On Saturday, officials in Urumqi declared that the coronavirus was no longer circulating among the general population, but that hundreds of buildings in the city were still designated as high-risk locations for virus transmission. On Sunday, local government officials promised to ease lockdown measures in low-risk areas “in stages,” but they did not specify a time frame. That same day, a front-page commentary in the People’s Daily vowed to “unwaveringly” stick with the existing pandemic controls and called on party cadres at all levels to “resolutely overcome misunderstandings” and “war weariness.” At The Wall Street Journal, Lingling Wei, Brian Spegele, and Wenxin Fan reported on the disconnect between the government’s pandemic policy pronouncements and implementation on the ground:
The protests highlight the rising toll on Chinese society from a Covid strategy built around mass testing and confinement to quash even minor outbreaks—an approach that has become increasingly unsustainable.
[…] Wary of the high stakes, China’s top leadership earlier this month unveiled plans to “optimize and adjust” the policy to rescue the economy. However, local officials across the country doubled down on restrictions when cases started to rise recently.
“A lot of people are reaching the breaking point,” said Yanzhong Huang, a public-health expert at the Council on Foreign Relations, who has been closely monitoring the Covid situation in China.
China saw nearly 40,000 new Covid-19 cases Saturday, including 4,307 in Beijing, according to the latest official tally. [Source]
Public anger about the government’s pandemic policies has been building. A series of recent non-COVID-related deaths linked to these policies in Xinjiang, Inner Mongolia, Gansu, and Henan has fueled fears that more innocent people may die. In September, a bus carrying close contacts of COVID patients crashed in Guizhou and killed 27 people on board. In early November, a three-year-old boy in Lanzhou died of carbon monoxide poisoning after pandemic restrictions prevented him from being taken promptly to the hospital. Weeks later, a four-month-old girl died in quarantine in Zhengzhou after emergency services delayed treatment and sent her to a hospital over 100 kilometers away.

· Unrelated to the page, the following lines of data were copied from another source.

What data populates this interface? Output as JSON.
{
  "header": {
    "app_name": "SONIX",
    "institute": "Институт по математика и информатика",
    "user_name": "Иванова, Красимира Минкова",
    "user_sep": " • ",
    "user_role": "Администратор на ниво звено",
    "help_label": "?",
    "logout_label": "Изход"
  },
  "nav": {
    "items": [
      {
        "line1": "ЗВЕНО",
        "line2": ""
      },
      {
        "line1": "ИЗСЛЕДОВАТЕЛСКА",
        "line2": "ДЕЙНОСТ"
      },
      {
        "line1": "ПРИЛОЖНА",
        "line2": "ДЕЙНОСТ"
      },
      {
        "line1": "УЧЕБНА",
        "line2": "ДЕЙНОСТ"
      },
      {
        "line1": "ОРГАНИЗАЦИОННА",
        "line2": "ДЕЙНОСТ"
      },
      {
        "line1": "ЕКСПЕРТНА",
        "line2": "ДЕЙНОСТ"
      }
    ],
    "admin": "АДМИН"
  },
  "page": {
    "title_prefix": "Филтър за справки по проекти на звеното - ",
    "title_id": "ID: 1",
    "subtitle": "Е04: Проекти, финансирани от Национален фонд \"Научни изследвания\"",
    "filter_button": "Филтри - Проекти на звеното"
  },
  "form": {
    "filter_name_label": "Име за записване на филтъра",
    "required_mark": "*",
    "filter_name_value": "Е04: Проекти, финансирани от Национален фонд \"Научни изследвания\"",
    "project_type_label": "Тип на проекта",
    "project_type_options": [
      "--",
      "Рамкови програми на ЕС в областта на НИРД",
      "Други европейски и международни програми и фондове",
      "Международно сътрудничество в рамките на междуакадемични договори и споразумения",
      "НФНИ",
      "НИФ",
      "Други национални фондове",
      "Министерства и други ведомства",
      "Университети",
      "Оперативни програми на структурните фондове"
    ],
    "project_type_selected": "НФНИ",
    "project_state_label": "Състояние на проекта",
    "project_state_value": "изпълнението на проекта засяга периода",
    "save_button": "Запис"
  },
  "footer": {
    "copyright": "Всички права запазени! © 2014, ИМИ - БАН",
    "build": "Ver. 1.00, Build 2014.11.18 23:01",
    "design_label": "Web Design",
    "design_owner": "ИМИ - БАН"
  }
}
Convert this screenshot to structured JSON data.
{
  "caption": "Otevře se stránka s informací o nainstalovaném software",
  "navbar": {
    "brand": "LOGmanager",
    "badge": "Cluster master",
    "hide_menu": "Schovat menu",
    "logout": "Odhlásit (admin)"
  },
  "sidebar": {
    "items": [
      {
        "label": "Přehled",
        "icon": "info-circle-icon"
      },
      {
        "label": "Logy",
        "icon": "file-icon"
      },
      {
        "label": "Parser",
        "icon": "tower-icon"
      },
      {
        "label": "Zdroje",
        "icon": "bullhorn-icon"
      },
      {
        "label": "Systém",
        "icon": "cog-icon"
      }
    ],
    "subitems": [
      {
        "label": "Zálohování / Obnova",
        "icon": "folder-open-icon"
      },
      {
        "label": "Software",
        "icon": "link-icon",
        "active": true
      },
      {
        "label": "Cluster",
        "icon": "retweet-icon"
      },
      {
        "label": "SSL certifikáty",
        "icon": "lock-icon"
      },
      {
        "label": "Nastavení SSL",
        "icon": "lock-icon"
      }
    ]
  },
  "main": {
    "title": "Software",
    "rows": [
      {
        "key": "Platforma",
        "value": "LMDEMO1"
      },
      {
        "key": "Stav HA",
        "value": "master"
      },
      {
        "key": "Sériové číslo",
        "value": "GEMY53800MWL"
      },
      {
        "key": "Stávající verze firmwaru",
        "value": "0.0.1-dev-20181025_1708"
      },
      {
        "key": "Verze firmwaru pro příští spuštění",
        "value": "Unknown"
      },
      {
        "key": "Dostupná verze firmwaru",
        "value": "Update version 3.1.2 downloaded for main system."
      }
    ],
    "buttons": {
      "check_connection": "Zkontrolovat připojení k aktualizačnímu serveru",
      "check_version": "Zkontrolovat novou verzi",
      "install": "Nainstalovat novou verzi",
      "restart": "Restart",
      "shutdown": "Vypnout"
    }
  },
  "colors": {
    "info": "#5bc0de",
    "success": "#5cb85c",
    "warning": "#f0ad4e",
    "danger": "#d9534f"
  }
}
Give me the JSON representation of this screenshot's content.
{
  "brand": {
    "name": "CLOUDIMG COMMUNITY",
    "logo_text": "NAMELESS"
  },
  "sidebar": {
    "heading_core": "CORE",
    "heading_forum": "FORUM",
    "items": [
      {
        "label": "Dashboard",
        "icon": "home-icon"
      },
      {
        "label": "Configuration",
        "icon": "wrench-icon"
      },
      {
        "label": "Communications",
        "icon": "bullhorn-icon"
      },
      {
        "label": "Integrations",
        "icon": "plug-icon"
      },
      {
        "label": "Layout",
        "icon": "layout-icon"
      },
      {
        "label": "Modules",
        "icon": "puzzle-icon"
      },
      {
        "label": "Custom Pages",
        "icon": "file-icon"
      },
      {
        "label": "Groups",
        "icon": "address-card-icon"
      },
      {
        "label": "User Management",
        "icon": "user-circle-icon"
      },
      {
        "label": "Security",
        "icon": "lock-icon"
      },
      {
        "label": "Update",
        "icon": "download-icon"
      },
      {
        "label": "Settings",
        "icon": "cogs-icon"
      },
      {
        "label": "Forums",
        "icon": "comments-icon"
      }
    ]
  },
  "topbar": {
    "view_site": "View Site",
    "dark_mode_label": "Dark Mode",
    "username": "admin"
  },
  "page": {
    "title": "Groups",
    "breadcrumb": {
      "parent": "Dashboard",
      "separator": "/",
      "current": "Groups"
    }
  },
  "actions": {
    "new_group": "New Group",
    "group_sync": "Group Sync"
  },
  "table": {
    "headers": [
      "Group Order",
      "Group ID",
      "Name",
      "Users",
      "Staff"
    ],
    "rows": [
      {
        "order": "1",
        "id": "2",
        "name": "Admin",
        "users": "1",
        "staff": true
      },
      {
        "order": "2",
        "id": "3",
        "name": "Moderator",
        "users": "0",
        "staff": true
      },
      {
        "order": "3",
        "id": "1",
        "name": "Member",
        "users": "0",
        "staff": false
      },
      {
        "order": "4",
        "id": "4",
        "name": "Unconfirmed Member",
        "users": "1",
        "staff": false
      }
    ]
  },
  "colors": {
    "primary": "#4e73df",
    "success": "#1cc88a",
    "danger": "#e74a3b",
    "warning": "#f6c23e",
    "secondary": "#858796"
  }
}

Shortages of food and essential goods have also been exacerbated by lockdowns. Residents in Xinjiang have had trouble securing food and medical supplies during their over-100-day lockdown, and authorities opened “criminal” investigations into netizens who tried to bring attention to people’s suffering under lockdown. Earlier this month, workers fearing hunger during lockdown fled an outbreak at a Foxconn factory in Zhengzhou. A week later, hundreds of migrant workers in Guangzhou protested long COVID lockdowns and food shortages.
Alexander Boyd contributed content and translations to this post.